But things are looking up for the global warming skeptics. First of all there is the global temperature. After holding constant since 1998 it has dropped markedly in the last two years. You can see the latest numbers at Dr. Roy Spencer's home page. Recently the Germans prudently declared a ten-year hold on non-stop global warming. What with a flip in the Gulf Stream they realized that the numbers weren't going to look too good for the alarmists in the next few years. "There is a long-periodic oscillation that will probably lead to a lower temperature increase than we would expect from the current trend during the next years," they wrote. Clearly, more research is needed.

The World Bank in a "secret" report has found most of the recent increase in food prices was due to biofuels production. Writes Aditya Chakrabortty in the lefty Guardian: Biofuels have forced global food prices up by 75% - far more than previously estimated - according to a confidential World Bank report obtained by the Guardian. Apparently, according to Chakrabortty, the World Bank refrained from publishing the report to avoid embarrassing President Bush! The US recently issued a report blaming China and India for the food price increases and this new report "emphatically contradicts" it. I say to heck with President Bush and the evil biofuels program that he rammed through Congress with the help of Halliburton in the teeth of opposition from sensitive, caring environmentalists and advocates for the global poor. Let's teach President Bush a lesson and stop biofuel subsidies now! What do you say, Senator Obama? Here is an opportunity for real change.

But the most fascinating and encouraging news for the deniers is from Australian astrophysicists I.R.G. Wilson, B.D. Carter, and I.A. Waite. They have developed a theory that the sunspot cycle and its intensity is driven by the gravitational relationships between the Sun and the Jovian planets Jupiter and Saturn. The Sun wobbles a bit around the center of the Solar System. Sometimes the center of the Solar System lies outside the surface of the Sun, only 1,000 times heavier than Jupiter and 3,000 times heavier than Saturn. All that wobbling seems to affect the behavior of the Sun. Here is the nub of the paper, as explained by author Ian Wilson to Andrew Bolt. It supports the contention that the level of activity on the Sun will significantly diminish sometime in the next decade and remain low for about 20 - 30 years. On each occasion that the Sun has done this in the past the World's mean temperature has dropped by ~ 1 - 2 C. Wilson and Co. should talk to the Germans who think that the cooling will only last for 10-15 years and try to come up with a cooling consensus. Either way, it adds up to a comfortable truth for Al Gore who can now feel virtuous about warming up the planet with his mega-mansion and his compulsive jet-travel habit.

It's all so confusing. Liberals tell us that we mustn't develop energy resources because of the impact on the polar bear -- even though polar bear numbers are on the increase. We shouldn't develop oil resources in ANWR because it is a pristine wilderness. We shouldn't develop offshore oil resources because 40 years ago there was an oil spill in the Santa Barbara Channel. Anyway there's no point in developing oil and gas resources because it won't make any difference to the price of gasoline. Anyway we are running out of oil and gas so there isn't any point in developing any more oil and gas resources. We shouldn't mine coal because coal creates global warming. We shouldn't develop nuclear power because Jane Fonda once made a scary movie about it. We should develop solar and wind power, "renewables," even though both are extremely expensive right now. But we shouldn't build wind farms where Ted Kennedy could see the wind turbines from his window.

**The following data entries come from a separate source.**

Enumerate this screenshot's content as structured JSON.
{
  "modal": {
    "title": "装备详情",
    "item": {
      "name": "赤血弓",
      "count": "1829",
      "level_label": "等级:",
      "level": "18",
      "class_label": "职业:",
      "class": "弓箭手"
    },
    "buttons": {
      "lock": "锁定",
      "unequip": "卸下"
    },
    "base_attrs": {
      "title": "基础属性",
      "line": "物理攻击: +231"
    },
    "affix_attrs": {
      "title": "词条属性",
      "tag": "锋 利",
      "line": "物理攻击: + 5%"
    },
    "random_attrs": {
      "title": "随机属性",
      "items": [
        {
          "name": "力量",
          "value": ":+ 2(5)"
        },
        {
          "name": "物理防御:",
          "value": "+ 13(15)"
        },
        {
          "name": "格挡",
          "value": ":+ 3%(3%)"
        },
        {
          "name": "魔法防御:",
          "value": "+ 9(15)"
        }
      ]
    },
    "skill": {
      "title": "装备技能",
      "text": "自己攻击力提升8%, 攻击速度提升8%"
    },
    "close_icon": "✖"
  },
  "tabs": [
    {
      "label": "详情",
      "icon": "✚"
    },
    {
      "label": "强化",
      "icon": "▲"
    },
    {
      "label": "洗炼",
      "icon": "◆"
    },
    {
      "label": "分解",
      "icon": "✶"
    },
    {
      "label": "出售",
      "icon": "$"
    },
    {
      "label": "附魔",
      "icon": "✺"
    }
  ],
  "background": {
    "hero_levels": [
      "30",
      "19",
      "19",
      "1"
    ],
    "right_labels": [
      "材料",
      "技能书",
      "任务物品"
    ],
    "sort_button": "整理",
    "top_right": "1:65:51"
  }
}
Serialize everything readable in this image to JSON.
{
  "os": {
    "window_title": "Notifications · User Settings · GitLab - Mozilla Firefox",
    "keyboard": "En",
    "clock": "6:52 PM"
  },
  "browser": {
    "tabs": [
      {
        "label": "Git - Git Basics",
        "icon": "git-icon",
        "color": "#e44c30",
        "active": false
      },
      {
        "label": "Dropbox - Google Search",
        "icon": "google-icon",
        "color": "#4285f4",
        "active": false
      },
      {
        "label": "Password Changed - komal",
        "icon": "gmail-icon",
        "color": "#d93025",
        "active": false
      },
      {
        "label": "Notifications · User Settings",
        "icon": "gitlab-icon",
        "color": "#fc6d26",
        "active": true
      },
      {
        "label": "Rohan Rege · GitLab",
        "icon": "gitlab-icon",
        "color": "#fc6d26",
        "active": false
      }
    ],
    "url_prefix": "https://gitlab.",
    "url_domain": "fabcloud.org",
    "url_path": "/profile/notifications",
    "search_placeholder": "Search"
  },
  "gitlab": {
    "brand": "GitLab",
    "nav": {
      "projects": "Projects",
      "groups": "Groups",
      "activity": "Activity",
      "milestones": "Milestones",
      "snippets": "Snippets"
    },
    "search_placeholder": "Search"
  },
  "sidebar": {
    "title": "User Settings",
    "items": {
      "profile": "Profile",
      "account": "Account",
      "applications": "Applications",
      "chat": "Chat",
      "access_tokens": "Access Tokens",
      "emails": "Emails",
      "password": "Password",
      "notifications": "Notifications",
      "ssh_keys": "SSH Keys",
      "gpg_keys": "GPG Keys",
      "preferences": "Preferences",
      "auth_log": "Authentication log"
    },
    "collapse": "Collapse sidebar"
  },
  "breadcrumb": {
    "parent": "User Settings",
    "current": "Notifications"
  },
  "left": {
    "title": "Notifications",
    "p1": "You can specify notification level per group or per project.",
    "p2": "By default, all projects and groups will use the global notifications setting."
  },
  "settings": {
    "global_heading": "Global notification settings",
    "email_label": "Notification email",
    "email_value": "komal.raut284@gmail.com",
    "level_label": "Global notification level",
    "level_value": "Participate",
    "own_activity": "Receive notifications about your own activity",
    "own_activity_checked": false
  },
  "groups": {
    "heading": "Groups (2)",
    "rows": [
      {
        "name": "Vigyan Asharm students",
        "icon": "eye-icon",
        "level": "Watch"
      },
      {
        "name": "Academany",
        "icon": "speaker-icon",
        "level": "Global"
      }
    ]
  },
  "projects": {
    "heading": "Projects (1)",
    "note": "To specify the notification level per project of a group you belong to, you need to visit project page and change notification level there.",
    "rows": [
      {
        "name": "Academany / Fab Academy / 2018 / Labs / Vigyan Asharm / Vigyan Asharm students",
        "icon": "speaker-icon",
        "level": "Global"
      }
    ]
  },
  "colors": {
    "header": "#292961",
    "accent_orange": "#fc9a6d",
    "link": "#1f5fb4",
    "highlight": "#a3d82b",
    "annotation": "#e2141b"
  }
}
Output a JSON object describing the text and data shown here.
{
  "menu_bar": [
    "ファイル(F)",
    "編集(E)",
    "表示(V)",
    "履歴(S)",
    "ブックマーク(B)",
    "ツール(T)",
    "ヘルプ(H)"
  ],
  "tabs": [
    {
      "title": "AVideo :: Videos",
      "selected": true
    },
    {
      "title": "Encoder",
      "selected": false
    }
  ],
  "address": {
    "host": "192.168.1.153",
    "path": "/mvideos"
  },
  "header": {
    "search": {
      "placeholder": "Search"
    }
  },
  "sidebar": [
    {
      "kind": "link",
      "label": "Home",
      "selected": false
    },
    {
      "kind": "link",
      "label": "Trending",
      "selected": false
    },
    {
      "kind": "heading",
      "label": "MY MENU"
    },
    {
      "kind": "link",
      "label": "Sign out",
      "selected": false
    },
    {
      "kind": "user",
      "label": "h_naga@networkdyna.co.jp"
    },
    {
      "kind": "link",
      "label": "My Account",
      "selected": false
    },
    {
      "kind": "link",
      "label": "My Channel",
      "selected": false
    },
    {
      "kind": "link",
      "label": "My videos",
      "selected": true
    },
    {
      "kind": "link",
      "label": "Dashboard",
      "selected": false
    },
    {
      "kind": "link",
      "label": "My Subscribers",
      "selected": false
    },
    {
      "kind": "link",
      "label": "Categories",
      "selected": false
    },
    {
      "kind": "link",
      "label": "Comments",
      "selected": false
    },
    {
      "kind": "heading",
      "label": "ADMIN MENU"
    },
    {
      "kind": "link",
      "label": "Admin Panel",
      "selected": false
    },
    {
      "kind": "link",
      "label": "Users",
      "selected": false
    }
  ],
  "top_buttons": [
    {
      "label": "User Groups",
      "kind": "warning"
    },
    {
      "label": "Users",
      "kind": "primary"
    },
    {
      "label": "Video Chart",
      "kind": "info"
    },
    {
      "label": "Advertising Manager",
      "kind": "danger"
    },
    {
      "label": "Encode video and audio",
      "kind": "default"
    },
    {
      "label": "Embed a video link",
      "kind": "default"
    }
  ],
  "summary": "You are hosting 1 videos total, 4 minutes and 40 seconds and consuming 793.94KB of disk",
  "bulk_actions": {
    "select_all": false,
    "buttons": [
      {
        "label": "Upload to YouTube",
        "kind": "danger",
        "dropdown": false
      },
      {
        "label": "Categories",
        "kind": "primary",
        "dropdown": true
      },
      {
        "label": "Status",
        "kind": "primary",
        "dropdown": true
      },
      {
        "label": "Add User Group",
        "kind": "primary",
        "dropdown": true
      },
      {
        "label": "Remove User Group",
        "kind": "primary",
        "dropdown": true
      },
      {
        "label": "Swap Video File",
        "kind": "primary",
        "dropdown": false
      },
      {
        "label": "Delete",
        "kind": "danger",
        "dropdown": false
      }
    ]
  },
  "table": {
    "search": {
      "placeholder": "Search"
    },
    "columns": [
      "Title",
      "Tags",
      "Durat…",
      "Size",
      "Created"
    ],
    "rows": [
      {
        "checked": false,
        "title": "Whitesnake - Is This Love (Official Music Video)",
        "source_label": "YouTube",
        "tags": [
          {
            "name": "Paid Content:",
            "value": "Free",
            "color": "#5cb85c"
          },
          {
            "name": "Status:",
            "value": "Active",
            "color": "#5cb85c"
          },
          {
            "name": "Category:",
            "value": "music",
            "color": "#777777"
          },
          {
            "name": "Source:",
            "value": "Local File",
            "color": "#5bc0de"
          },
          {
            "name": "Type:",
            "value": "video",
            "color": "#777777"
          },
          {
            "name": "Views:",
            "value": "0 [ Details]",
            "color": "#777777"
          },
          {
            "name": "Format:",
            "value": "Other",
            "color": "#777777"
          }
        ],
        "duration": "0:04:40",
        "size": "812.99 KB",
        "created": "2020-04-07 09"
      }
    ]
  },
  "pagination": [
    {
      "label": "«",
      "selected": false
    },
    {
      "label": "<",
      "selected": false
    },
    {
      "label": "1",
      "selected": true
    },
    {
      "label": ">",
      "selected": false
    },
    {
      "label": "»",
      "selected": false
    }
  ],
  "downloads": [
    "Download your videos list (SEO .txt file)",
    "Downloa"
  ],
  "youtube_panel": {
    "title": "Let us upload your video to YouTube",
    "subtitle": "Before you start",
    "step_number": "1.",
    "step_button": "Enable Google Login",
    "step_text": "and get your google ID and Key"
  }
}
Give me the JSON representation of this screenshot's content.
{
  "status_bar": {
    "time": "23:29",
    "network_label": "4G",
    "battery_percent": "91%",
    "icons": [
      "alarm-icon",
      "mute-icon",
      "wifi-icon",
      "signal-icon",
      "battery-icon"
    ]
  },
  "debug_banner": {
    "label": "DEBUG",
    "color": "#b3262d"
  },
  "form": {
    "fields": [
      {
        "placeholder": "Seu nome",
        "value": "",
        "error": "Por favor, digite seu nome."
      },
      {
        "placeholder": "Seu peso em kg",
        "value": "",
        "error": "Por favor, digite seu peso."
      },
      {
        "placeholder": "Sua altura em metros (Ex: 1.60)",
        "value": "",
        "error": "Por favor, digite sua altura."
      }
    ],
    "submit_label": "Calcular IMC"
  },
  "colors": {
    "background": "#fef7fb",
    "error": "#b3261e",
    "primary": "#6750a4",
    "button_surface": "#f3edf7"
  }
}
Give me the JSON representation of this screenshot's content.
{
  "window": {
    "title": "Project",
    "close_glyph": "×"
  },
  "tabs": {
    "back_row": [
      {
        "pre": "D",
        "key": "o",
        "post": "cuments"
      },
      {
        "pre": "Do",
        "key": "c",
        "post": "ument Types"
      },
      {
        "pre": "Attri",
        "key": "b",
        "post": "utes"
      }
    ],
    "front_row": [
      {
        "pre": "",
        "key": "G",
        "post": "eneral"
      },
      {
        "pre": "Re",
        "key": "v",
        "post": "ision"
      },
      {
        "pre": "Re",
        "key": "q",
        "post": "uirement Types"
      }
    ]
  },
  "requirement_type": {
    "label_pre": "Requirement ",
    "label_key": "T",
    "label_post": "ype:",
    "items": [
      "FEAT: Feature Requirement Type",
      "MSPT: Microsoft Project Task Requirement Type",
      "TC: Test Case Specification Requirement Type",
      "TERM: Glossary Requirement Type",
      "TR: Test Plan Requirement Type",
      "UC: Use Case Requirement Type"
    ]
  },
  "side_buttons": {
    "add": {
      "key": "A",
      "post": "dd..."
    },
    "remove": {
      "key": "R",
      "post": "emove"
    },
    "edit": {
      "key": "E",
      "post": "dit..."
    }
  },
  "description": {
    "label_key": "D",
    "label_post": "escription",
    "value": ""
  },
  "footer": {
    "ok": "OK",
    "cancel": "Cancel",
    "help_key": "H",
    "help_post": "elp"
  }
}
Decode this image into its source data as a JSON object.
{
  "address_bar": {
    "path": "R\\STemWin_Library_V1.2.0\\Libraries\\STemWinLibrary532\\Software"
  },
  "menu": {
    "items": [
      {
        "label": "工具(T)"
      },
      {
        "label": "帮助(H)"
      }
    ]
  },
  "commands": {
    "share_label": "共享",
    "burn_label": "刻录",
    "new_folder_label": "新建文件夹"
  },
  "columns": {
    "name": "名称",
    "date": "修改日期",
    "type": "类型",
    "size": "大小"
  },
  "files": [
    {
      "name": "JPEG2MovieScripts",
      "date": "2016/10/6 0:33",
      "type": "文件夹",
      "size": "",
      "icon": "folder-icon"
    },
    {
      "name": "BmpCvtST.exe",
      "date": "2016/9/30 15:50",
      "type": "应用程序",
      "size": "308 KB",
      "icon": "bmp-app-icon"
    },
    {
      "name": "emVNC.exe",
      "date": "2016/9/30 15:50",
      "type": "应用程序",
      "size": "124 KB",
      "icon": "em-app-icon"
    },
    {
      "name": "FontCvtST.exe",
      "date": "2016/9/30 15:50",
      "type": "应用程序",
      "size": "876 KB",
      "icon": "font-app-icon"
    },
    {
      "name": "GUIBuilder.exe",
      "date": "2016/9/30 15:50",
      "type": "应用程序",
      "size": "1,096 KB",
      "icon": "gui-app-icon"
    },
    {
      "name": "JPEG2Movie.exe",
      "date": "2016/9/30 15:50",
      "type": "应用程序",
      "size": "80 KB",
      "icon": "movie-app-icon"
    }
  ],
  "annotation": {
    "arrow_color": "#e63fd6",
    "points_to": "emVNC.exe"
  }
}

And now with a straight face liberals say we'll have to starve the people in order to save the planet. Now who's in denial?